Rakoff doubled down in his most recent decision. He notably admits that his motivation in allowing the jury to rule was, as suggested in the earlier column, an effort to insulate his own decision:
“…the Court could have simply entered final judgment in defendants’ favor and dismissed the jury. Instead, however, the Court, while announcing its decision, explained that it would allow the jury to continue its deliberations, so that, if the Court of Appeals were to disagree with the Court’s determination to dismiss the case as a matter of law, the appellate court would not have to send the case back for trial, since it would have the benefit of the jury’s verdict. Moreover, as a technical matter, the Court could then issue its Rule 50 judgment, post-verdict, pursuant to Rule 50(b). While this approach was a bit unusual, neither side objected to it in the slightest.”
Palin’s counsel should have clearly objected to the continuation of the jury deliberations in my view, as I said at the time. However, counsel insisted that it did object. The judge raised the pending Rule 50 motion and stated his intention to let the jury continue to reach a verdict. Counsel objected to the motion. Judge Rakoff, however, insists that he construed the objections as challenging the merits of the dismissal and not the novel procedure. It is clearly an attempt to argue that counsel did not preserve any objection for appeal — another effort to insulate his controversial ruling on appeal.
While Rakoff describes his handing as “a bit unusual” and the resulting issues as “procedural necessities,” he has shown extremely poor judgment in the case (including the decision leading to his prior reversal by the Second Circuit). It is clear that his view of the case did not change when it was returned to him by the appellate court.
I do not disagree with Judge Rakoff that, given his own ruling, there is no need for a new trial. He has already declared that it would not make any difference to the outcome in his view. The court goes through a methodical presentation of the evidence and explains how it does not meet the actual malice standard.
The problem is his refusal to set aside the jury verdict. It is chilling to have a judge say that such a verdict remains valid despite the jury learning that the judge already ruled on the merits. It is frankly absurd.

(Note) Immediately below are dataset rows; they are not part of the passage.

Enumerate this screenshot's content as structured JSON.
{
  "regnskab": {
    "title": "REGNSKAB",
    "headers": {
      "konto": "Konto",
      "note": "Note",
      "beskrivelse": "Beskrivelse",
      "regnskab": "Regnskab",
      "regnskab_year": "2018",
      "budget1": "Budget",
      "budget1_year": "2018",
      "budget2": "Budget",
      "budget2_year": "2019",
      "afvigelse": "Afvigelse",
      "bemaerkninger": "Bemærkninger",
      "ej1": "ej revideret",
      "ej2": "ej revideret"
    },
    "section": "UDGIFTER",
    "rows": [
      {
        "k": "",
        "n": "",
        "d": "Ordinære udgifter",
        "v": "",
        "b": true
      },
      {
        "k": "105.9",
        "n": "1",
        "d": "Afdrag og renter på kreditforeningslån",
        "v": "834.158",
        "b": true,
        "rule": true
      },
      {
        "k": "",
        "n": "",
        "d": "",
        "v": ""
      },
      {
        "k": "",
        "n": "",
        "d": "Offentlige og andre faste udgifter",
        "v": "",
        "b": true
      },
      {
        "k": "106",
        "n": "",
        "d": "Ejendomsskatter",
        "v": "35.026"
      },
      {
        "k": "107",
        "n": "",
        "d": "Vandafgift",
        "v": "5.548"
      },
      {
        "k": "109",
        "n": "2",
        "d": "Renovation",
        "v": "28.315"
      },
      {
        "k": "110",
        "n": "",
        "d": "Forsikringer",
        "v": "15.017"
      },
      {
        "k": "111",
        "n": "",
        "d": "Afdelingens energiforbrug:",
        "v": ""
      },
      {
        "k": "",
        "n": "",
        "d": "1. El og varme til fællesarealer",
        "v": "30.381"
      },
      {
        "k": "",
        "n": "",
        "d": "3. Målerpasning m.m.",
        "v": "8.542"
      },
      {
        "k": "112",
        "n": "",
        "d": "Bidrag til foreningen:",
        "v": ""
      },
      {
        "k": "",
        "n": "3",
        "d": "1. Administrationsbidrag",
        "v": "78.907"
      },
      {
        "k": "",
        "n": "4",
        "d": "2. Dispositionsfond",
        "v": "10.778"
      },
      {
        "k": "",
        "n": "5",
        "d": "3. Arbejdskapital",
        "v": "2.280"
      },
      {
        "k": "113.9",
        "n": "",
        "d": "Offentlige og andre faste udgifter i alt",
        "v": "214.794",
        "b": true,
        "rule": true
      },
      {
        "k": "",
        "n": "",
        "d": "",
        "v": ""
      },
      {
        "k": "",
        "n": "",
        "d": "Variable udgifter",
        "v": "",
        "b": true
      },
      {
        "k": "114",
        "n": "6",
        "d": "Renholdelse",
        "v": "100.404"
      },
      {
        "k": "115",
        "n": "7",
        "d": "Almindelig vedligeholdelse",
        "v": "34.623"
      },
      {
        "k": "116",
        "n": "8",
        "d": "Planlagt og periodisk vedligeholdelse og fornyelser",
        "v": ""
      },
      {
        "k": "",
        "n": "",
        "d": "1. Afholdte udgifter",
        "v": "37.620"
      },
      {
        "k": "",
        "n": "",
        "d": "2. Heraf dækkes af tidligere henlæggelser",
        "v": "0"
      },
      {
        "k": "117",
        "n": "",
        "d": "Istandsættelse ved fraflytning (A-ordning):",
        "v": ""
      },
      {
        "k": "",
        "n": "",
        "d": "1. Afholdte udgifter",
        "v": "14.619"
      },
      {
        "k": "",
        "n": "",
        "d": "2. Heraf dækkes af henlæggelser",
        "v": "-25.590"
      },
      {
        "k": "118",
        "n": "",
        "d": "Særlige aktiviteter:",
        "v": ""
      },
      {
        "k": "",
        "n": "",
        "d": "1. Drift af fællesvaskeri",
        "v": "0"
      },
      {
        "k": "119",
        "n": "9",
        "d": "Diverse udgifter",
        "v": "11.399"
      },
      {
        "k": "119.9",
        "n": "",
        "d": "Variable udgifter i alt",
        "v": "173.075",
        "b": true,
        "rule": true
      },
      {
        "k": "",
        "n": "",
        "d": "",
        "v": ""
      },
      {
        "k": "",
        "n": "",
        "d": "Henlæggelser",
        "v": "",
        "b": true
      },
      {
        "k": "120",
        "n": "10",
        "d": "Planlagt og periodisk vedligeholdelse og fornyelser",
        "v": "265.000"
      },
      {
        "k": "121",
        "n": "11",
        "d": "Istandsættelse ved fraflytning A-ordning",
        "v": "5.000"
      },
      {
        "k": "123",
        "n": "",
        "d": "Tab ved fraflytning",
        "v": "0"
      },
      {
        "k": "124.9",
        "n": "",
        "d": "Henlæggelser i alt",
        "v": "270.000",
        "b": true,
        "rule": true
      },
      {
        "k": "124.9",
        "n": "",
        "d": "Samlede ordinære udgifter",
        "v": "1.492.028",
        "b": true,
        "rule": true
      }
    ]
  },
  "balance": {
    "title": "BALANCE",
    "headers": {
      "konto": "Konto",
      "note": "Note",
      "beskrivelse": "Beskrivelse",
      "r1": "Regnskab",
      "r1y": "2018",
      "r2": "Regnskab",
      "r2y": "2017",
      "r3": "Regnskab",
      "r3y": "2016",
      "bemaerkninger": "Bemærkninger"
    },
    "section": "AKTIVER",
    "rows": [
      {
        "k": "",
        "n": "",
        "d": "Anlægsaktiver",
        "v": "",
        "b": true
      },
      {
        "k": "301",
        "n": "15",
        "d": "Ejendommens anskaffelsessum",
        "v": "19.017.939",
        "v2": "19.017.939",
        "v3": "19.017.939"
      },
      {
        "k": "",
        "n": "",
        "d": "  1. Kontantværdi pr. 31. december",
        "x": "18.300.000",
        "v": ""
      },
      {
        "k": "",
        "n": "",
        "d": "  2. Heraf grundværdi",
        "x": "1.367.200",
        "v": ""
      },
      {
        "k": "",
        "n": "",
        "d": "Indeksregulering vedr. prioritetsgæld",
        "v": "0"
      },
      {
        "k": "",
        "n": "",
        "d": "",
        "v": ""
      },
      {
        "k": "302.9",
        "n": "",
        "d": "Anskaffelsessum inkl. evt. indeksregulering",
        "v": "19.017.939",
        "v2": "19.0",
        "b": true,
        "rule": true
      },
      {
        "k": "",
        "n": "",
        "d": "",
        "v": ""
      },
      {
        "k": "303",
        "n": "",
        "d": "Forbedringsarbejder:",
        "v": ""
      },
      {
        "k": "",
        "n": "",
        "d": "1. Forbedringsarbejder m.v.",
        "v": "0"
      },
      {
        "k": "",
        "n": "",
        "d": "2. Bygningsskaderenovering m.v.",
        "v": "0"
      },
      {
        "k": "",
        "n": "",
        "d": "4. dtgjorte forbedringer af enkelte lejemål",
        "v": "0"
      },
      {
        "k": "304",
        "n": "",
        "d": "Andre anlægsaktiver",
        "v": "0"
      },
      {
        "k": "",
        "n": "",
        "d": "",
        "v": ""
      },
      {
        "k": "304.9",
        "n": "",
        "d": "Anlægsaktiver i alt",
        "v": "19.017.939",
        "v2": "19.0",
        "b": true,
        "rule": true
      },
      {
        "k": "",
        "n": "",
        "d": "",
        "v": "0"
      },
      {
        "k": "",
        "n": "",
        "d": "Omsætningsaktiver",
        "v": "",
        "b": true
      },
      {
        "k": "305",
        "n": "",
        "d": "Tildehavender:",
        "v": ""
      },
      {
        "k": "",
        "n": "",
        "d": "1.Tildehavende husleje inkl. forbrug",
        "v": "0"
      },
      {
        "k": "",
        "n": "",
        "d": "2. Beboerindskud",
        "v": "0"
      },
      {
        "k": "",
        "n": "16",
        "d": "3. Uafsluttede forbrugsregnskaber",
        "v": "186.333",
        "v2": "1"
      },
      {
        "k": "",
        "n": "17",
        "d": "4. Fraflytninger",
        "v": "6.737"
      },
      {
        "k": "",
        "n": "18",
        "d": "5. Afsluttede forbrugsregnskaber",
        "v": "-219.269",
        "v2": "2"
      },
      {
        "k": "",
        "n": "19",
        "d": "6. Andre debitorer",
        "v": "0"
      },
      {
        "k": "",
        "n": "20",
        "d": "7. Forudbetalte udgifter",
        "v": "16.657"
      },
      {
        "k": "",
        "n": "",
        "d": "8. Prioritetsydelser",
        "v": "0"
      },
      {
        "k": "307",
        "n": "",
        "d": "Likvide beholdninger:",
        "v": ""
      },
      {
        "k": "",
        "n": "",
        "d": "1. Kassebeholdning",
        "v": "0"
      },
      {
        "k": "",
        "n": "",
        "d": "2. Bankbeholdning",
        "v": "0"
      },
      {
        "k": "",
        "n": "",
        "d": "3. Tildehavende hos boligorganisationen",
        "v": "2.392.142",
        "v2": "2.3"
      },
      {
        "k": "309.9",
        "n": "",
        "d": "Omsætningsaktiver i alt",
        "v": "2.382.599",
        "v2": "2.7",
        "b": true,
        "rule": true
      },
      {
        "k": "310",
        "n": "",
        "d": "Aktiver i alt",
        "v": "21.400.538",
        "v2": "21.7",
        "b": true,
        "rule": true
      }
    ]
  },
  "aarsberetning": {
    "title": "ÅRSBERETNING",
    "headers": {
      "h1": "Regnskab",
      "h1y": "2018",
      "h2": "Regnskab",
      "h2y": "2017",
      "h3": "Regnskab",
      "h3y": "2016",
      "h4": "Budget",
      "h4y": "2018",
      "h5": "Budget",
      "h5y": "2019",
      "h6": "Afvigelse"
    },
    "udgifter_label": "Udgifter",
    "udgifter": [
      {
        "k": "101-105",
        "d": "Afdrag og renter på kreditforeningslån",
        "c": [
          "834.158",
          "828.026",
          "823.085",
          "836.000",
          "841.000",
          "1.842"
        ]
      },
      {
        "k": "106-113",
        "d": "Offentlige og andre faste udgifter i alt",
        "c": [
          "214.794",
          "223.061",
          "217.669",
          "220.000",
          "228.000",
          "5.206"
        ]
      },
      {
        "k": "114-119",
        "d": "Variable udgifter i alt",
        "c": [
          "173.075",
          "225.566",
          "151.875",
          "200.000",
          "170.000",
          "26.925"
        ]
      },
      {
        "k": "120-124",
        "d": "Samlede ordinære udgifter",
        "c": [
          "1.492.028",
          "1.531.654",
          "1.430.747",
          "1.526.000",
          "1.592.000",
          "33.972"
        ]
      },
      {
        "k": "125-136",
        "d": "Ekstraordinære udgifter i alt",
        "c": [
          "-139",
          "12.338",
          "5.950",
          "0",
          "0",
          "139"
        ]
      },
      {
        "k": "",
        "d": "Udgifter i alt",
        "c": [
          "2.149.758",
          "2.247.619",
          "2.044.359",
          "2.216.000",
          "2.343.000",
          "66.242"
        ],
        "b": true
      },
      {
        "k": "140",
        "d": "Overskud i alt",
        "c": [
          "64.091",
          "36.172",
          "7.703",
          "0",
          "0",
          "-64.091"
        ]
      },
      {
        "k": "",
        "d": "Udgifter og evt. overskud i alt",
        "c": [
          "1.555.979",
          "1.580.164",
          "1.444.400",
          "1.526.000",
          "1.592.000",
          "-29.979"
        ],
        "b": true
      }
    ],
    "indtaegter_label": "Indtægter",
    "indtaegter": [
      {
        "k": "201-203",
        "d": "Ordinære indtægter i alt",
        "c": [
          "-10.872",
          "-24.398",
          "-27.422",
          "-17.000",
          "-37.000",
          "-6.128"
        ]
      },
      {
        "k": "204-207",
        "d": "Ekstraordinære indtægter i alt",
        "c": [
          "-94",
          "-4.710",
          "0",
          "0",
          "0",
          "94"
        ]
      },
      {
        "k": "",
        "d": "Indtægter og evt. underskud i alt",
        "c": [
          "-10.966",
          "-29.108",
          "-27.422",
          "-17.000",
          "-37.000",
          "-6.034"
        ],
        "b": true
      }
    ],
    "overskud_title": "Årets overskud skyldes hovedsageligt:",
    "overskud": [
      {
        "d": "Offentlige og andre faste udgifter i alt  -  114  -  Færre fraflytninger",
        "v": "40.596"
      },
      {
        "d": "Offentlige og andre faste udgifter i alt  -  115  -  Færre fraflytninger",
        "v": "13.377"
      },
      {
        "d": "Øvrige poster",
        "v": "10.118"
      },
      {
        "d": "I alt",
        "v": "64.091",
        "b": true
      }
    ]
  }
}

Yet, Rakoff blissfully brushes such concerns to the side.
“Although the Final Judgment ultimately rests on the Court’s dismissal of the action under Rule 50, that legal conclusion is reinforced by the jury’s verdict that defendants are not-liable. The Court continues to have great confidence in the integrity of the jury’s verdict, notwithstanding that a few jurors became aware, involuntarily, of the bare fact that the Court intended to dismiss the case as a matter of law.”
His opinion restates his “firm view” that the jurors’ awareness that he dismissed the case “did not nullify the jury’s verdict in any respect.” Again, it is clearly that his view had not changed one iota since he was reversed by the Second Circuit.
Palin should appeal. In the very least, assuming the jury verdict is set aside, the case would present a clean record to challenge to the application of the actual malice standard to public figures. That is the subject of my earlier USA Today column.
There are members of the Supreme Court that have already expressed discomfort over the standard being applied to public figures as opposed to public officials. There are good-faith concerns over that extension of New York Times v. Sullivan. However, the jury verdict made the case less compelling as a clean challenge. Yet, I do not see how the Second Circuit could agree on the viability of the jury decision after the mishandling of this trial.
Here is the decision: Palin v. New York Times